— About this exercise —
Make an exact copy of the entries, taking out every picture.

— Input for this task —
►

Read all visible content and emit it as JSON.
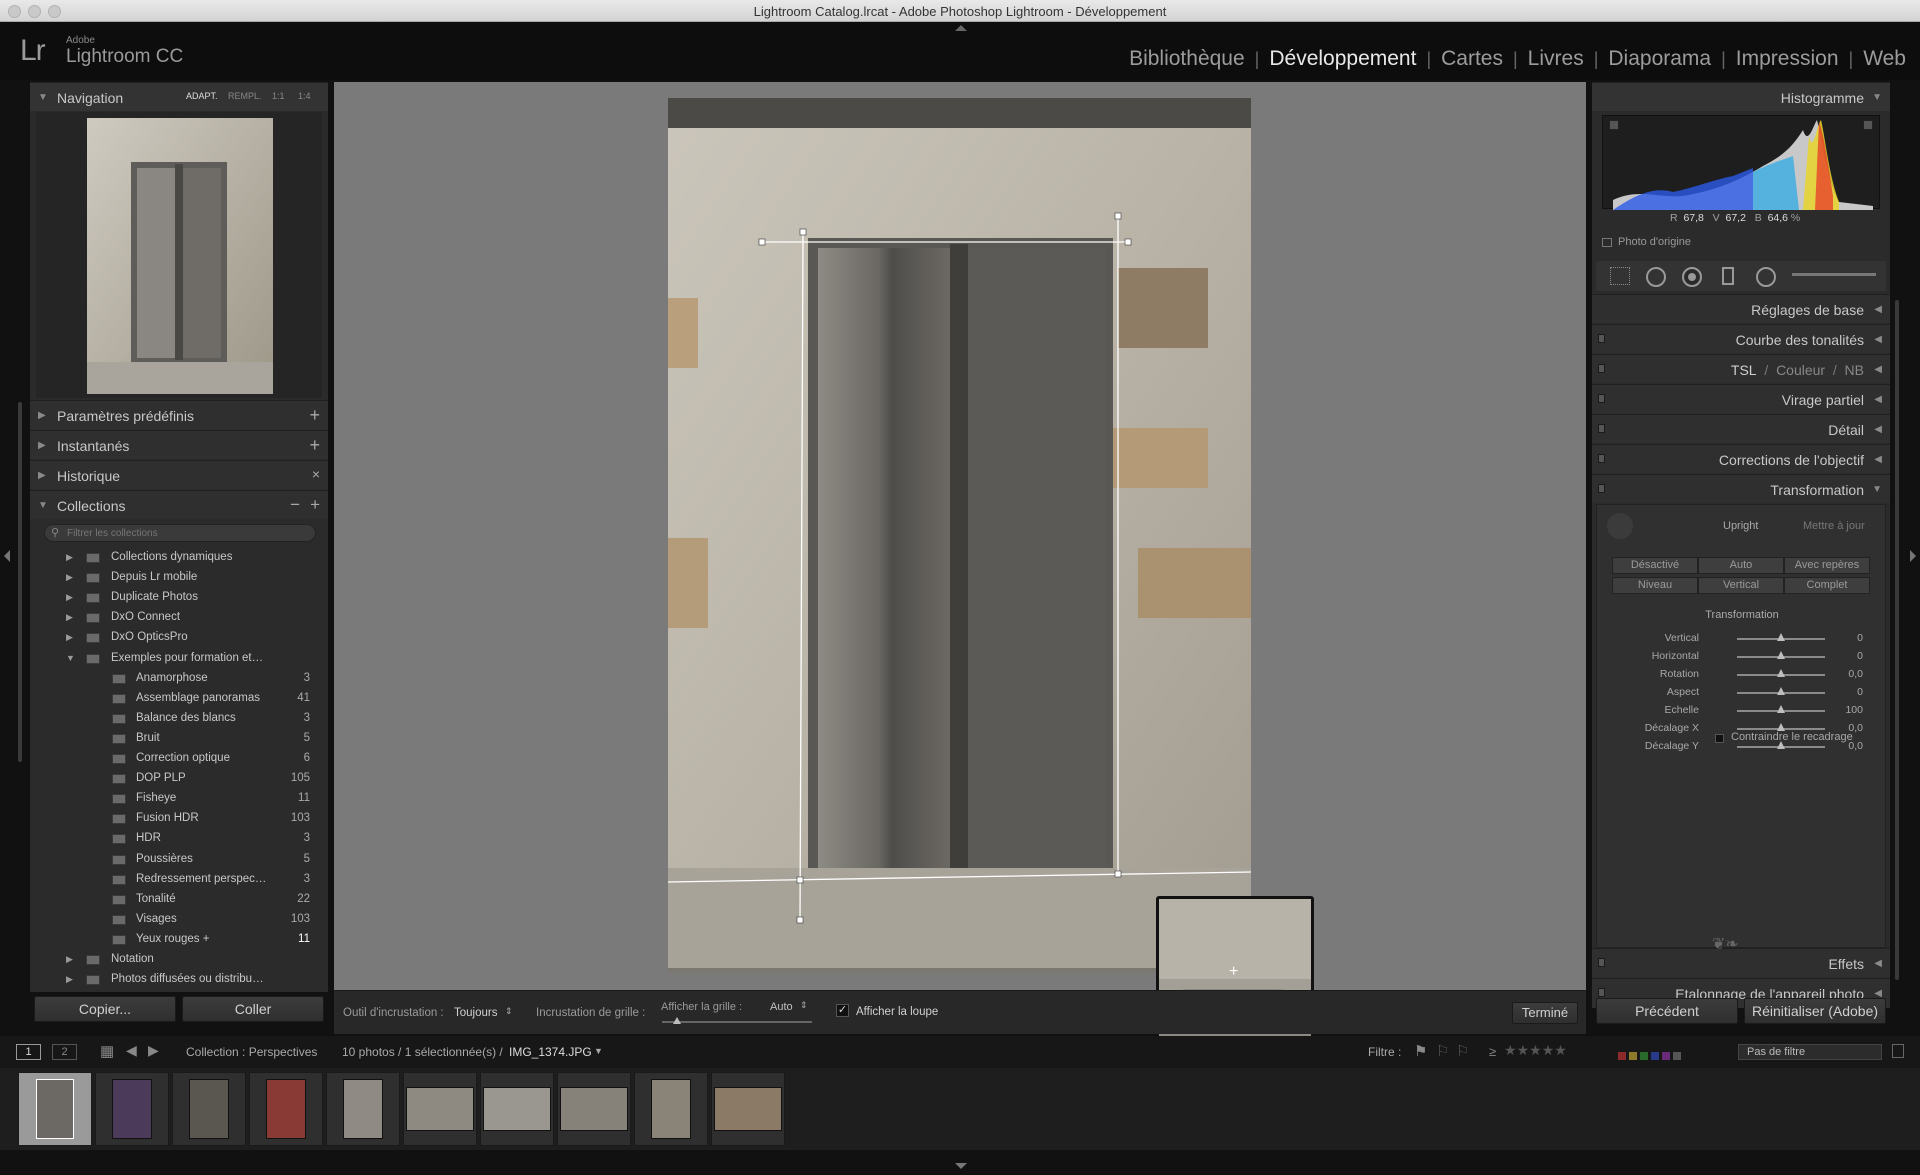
{
  "window": {
    "title": "Lightroom Catalog.lrcat - Adobe Photoshop Lightroom - Développement"
  },
  "app": {
    "logo": "Lr",
    "adobe": "Adobe",
    "name": "Lightroom CC"
  },
  "modules": [
    "Bibliothèque",
    "Développement",
    "Cartes",
    "Livres",
    "Diaporama",
    "Impression",
    "Web"
  ],
  "active_module": "Développement",
  "left_panel": {
    "navigation": {
      "title": "Navigation",
      "zoom_options": [
        "ADAPT.",
        "REMPL.",
        "1:1",
        "1:4"
      ]
    },
    "presets": "Paramètres prédéfinis",
    "snapshots": "Instantanés",
    "history": "Historique",
    "collections": {
      "title": "Collections",
      "filter_placeholder": "Filtrer les collections",
      "items": [
        {
          "label": "Collections dynamiques",
          "count": ""
        },
        {
          "label": "Depuis Lr mobile",
          "count": ""
        },
        {
          "label": "Duplicate Photos",
          "count": ""
        },
        {
          "label": "DxO Connect",
          "count": ""
        },
        {
          "label": "DxO OpticsPro",
          "count": ""
        },
        {
          "label": "Exemples pour formation et…",
          "count": ""
        },
        {
          "label": "Anamorphose",
          "count": "3"
        },
        {
          "label": "Assemblage panoramas",
          "count": "41"
        },
        {
          "label": "Balance des blancs",
          "count": "3"
        },
        {
          "label": "Bruit",
          "count": "5"
        },
        {
          "label": "Correction optique",
          "count": "6"
        },
        {
          "label": "DOP PLP",
          "count": "105"
        },
        {
          "label": "Fisheye",
          "count": "11"
        },
        {
          "label": "Fusion HDR",
          "count": "103"
        },
        {
          "label": "HDR",
          "count": "3"
        },
        {
          "label": "Poussières",
          "count": "5"
        },
        {
          "label": "Redressement perspec…",
          "count": "3"
        },
        {
          "label": "Tonalité",
          "count": "22"
        },
        {
          "label": "Visages",
          "count": "103"
        },
        {
          "label": "Yeux rouges +",
          "count": "11"
        },
        {
          "label": "Notation",
          "count": ""
        },
        {
          "label": "Photos diffusées ou distribu…",
          "count": ""
        }
      ]
    },
    "copy_button": "Copier...",
    "paste_button": "Coller"
  },
  "right_panel": {
    "histogram": {
      "title": "Histogramme",
      "r_label": "R",
      "r": "67,8",
      "g_label": "V",
      "g": "67,2",
      "b_label": "B",
      "b": "64,6",
      "unit": "%",
      "original": "Photo d'origine"
    },
    "panels": [
      "Réglages de base",
      "Courbe des tonalités"
    ],
    "tsl": {
      "a": "TSL",
      "b": "Couleur",
      "c": "NB",
      "sep": "/"
    },
    "panels2": [
      "Virage partiel",
      "Détail",
      "Corrections de l'objectif",
      "Transformation"
    ],
    "upright": {
      "label": "Upright",
      "update": "Mettre à jour",
      "buttons": [
        "Désactivé",
        "Auto",
        "Avec repères",
        "Niveau",
        "Vertical",
        "Complet"
      ]
    },
    "transform": {
      "title": "Transformation",
      "sliders": [
        {
          "label": "Vertical",
          "value": "0",
          "level": 0.5
        },
        {
          "label": "Horizontal",
          "value": "0",
          "level": 0.5
        },
        {
          "label": "Rotation",
          "value": "0,0",
          "level": 0.5
        },
        {
          "label": "Aspect",
          "value": "0",
          "level": 0.5
        },
        {
          "label": "Echelle",
          "value": "100",
          "level": 0.5
        },
        {
          "label": "Décalage X",
          "value": "0,0",
          "level": 0.5
        },
        {
          "label": "Décalage Y",
          "value": "0,0",
          "level": 0.5
        }
      ],
      "constrain": "Contraindre le recadrage"
    },
    "effects": "Effets",
    "calibration": "Etalonnage de l'appareil photo",
    "prev_button": "Précédent",
    "reset_button": "Réinitialiser (Adobe)"
  },
  "toolbar": {
    "overlay_label": "Outil d'incrustation :",
    "overlay_value": "Toujours",
    "grid_label": "Incrustation de grille :",
    "show_grid": "Afficher la grille :",
    "grid_value": "Auto",
    "loupe": "Afficher la loupe",
    "done": "Terminé"
  },
  "filmstrip_bar": {
    "screen1": "1",
    "screen2": "2",
    "source": "Collection : Perspectives",
    "count": "10 photos / 1 sélectionnée(s) /",
    "filename": "IMG_1374.JPG",
    "filter_label": "Filtre :",
    "rating_op": "≥",
    "filter_value": "Pas de filtre"
  },
  "colors": {
    "accent_histogram_red": "#e8302a",
    "accent_histogram_blue": "#2a5ae8",
    "accent_histogram_yellow": "#e8d52a",
    "panel_bg": "#2b2b2b",
    "center_bg": "#7a7a7a"
  }
}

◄

— Exercise answer —
Read all visible content and emit it as JSON.
{
  "window": {
    "title": "Lightroom Catalog.lrcat - Adobe Photoshop Lightroom - Développement"
  },
  "app": {
    "logo": "Lr",
    "adobe": "Adobe",
    "name": "Lightroom CC"
  },
  "modules": [
    "Bibliothèque",
    "Développement",
    "Cartes",
    "Livres",
    "Diaporama",
    "Impression",
    "Web"
  ],
  "active_module": "Développement",
  "left_panel": {
    "navigation": {
      "title": "Navigation",
      "zoom_options": [
        "ADAPT.",
        "REMPL.",
        "1:1",
        "1:4"
      ]
    },
    "presets": "Paramètres prédéfinis",
    "snapshots": "Instantanés",
    "history": "Historique",
    "collections": {
      "title": "Collections",
      "filter_placeholder": "Filtrer les collections",
      "items": [
        {
          "label": "Collections dynamiques",
          "count": ""
        },
        {
          "label": "Depuis Lr mobile",
          "count": ""
        },
        {
          "label": "Duplicate Photos",
          "count": ""
        },
        {
          "label": "DxO Connect",
          "count": ""
        },
        {
          "label": "DxO OpticsPro",
          "count": ""
        },
        {
          "label": "Exemples pour formation et…",
          "count": ""
        },
        {
          "label": "Anamorphose",
          "count": "3"
        },
        {
          "label": "Assemblage panoramas",
          "count": "41"
        },
        {
          "label": "Balance des blancs",
          "count": "3"
        },
        {
          "label": "Bruit",
          "count": "5"
        },
        {
          "label": "Correction optique",
          "count": "6"
        },
        {
          "label": "DOP PLP",
          "count": "105"
        },
        {
          "label": "Fisheye",
          "count": "11"
        },
        {
          "label": "Fusion HDR",
          "count": "103"
        },
        {
          "label": "HDR",
          "count": "3"
        },
        {
          "label": "Poussières",
          "count": "5"
        },
        {
          "label": "Redressement perspec…",
          "count": "3"
        },
        {
          "label": "Tonalité",
          "count": "22"
        },
        {
          "label": "Visages",
          "count": "103"
        },
        {
          "label": "Yeux rouges +",
          "count": "11"
        },
        {
          "label": "Notation",
          "count": ""
        },
        {
          "label": "Photos diffusées ou distribu…",
          "count": ""
        }
      ]
    },
    "copy_button": "Copier...",
    "paste_button": "Coller"
  },
  "right_panel": {
    "histogram": {
      "title": "Histogramme",
      "r_label": "R",
      "r": "67,8",
      "g_label": "V",
      "g": "67,2",
      "b_label": "B",
      "b": "64,6",
      "unit": "%",
      "original": "Photo d'origine"
    },
    "panels": [
      "Réglages de base",
      "Courbe des tonalités"
    ],
    "tsl": {
      "a": "TSL",
      "b": "Couleur",
      "c": "NB",
      "sep": "/"
    },
    "panels2": [
      "Virage partiel",
      "Détail",
      "Corrections de l'objectif",
      "Transformation"
    ],
    "upright": {
      "label": "Upright",
      "update": "Mettre à jour",
      "buttons": [
        "Désactivé",
        "Auto",
        "Avec repères",
        "Niveau",
        "Vertical",
        "Complet"
      ]
    },
    "transform": {
      "title": "Transformation",
      "sliders": [
        {
          "label": "Vertical",
          "value": "0",
          "level": 0.5
        },
        {
          "label": "Horizontal",
          "value": "0",
          "level": 0.5
        },
        {
          "label": "Rotation",
          "value": "0,0",
          "level": 0.5
        },
        {
          "label": "Aspect",
          "value": "0",
          "level": 0.5
        },
        {
          "label": "Echelle",
          "value": "100",
          "level": 0.5
        },
        {
          "label": "Décalage X",
          "value": "0,0",
          "level": 0.5
        },
        {
          "label": "Décalage Y",
          "value": "0,0",
          "level": 0.5
        }
      ],
      "constrain": "Contraindre le recadrage"
    },
    "effects": "Effets",
    "calibration": "Etalonnage de l'appareil photo",
    "prev_button": "Précédent",
    "reset_button": "Réinitialiser (Adobe)"
  },
  "toolbar": {
    "overlay_label": "Outil d'incrustation :",
    "overlay_value": "Toujours",
    "grid_label": "Incrustation de grille :",
    "show_grid": "Afficher la grille :",
    "grid_value": "Auto",
    "loupe": "Afficher la loupe",
    "done": "Terminé"
  },
  "filmstrip_bar": {
    "screen1": "1",
    "screen2": "2",
    "source": "Collection : Perspectives",
    "count": "10 photos / 1 sélectionnée(s) /",
    "filename": "IMG_1374.JPG",
    "filter_label": "Filtre :",
    "rating_op": "≥",
    "filter_value": "Pas de filtre"
  },
  "colors": {
    "accent_histogram_red": "#e8302a",
    "accent_histogram_blue": "#2a5ae8",
    "accent_histogram_yellow": "#e8d52a",
    "panel_bg": "#2b2b2b",
    "center_bg": "#7a7a7a"
  }
}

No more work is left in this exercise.